September 26, 2018
9:00  am                Registration

10:00 am               Welcome and Opening Remarks

10:10 am               Oxford Debate

Our speakers will debate the role of Artificial Intelligence in peer-review. Each speaker will prepare a 10-minute statement followed with a 3-minute response to the opponent's argument. The winner will be decided by audience vote!

Ruth Pickering,

Neil Blair Christensen, UNSILO
Angela Cochran, American Society of Civil Engineers 

11:00 am               Panel #3 - Science and (Social Science) Communication as Storytelling

The panel will address the need for researchers( and publishers) to communicate "beyond the lab" and beyond one's scientific/academic peers to policymakers and the educated lay public.  Speakers may include researchers, journalists, visual storytellers, Public Information Officers.  Will include case studies of how researchers have told their research stories, both independently and with support from others (institutions and publishers).

Stewart Wills, The Optical Society

Yael FitzpatrickGazelle Design Consultancy
Lauren Wolf, American Chemical Society
Lauren Lipuma, AGU
Dr. Steven B. Shirey, Senior Scientist, Carnegie Institution for Science

12:00 pm                

Thanks to our Sponsors of the New Directions Seminar: 

Sponsorship opportunities available, please contact Christina DeRose at partnerships@sspnet.org for more details.

As a CAE Approved Provider educational program related to the CAE exam content outline, this program may be applied for 7 credits toward your CAE application or renewal professional development requirements.
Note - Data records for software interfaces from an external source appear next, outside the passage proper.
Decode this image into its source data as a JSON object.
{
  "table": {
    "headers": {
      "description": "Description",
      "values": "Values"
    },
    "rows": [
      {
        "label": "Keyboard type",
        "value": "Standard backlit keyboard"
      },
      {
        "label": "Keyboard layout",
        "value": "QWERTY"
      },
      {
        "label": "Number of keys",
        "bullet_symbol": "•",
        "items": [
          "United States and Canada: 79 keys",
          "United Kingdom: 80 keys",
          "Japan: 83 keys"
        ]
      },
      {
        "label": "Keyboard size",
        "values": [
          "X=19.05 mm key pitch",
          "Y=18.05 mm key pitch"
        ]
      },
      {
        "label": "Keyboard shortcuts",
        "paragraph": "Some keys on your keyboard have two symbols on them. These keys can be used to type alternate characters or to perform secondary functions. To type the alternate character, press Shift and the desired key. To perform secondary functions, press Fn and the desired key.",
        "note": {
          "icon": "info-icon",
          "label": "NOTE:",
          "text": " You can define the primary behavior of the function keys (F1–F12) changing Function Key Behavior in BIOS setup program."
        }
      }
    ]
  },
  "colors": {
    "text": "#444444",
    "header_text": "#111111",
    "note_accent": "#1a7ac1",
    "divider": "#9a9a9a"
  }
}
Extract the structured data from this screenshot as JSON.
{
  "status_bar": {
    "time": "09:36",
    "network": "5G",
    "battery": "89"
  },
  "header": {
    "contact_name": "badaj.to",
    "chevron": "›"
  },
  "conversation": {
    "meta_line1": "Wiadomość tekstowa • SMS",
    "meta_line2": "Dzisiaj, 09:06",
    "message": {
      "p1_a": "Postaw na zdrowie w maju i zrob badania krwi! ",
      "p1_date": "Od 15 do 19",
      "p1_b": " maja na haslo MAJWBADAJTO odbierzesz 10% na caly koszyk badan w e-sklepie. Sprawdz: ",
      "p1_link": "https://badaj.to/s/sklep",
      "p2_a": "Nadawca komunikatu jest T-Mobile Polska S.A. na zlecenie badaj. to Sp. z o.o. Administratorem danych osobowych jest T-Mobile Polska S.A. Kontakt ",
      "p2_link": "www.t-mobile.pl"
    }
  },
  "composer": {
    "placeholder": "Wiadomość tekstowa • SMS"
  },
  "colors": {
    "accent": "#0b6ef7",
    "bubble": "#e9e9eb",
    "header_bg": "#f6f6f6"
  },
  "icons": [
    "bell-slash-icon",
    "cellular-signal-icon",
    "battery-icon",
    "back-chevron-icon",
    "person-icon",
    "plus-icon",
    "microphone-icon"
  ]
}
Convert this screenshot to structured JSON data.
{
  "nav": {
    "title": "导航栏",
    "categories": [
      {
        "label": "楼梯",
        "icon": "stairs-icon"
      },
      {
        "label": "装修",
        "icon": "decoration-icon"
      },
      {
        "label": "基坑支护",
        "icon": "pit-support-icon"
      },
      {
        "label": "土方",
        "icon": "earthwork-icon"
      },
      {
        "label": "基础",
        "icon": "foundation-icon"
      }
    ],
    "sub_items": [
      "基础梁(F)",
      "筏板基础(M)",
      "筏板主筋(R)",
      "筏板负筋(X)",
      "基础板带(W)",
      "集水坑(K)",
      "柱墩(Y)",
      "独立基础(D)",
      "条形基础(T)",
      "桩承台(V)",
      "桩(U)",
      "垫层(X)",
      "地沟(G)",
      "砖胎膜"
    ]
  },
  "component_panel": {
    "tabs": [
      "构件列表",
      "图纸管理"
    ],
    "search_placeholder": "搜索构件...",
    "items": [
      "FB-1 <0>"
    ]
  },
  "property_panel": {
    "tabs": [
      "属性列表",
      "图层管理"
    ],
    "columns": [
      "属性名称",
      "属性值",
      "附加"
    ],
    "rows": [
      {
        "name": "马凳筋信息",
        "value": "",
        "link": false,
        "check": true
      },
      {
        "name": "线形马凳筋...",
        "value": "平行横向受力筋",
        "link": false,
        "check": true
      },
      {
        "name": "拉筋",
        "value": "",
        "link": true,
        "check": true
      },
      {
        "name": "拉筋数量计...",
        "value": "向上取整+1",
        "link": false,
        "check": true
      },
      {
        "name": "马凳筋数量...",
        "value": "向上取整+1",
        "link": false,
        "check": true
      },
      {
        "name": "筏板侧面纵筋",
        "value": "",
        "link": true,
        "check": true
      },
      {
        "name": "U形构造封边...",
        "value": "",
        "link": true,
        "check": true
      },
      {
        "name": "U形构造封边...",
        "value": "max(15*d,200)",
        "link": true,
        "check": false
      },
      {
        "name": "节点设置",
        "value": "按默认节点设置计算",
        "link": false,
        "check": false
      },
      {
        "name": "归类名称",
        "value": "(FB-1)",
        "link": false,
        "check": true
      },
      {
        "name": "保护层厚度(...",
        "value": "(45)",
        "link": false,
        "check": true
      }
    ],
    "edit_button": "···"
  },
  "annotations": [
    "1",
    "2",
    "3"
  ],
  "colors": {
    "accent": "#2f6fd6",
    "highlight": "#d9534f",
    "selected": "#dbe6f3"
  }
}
New Directions Seminar  Member Early Member Regular Non-member Early Non-member Regular
Regular Registration $375 $425  $449  $499
Librarians/Student/Retired $265  $299  $315  $349 

New Directions Virtual Seminar Member Early Member Regular  Non-member Early  Non-member Regular 
Regular Registration $165 $190  $200  $225 
Group (Unlimited Viewers via Single login) $470  $530  $560  $625 
Librarians/Students/Retired $120  $135  $140  $160 

To access the librarian/Student/Retired non-member rates please contact info@sspnet.org. The early bird deadline is August 14, 2018.

Sponsorship opportunities available, please contact Christina DeRose at partnerships@sspnet.org for more details.


20 F
Washington, DC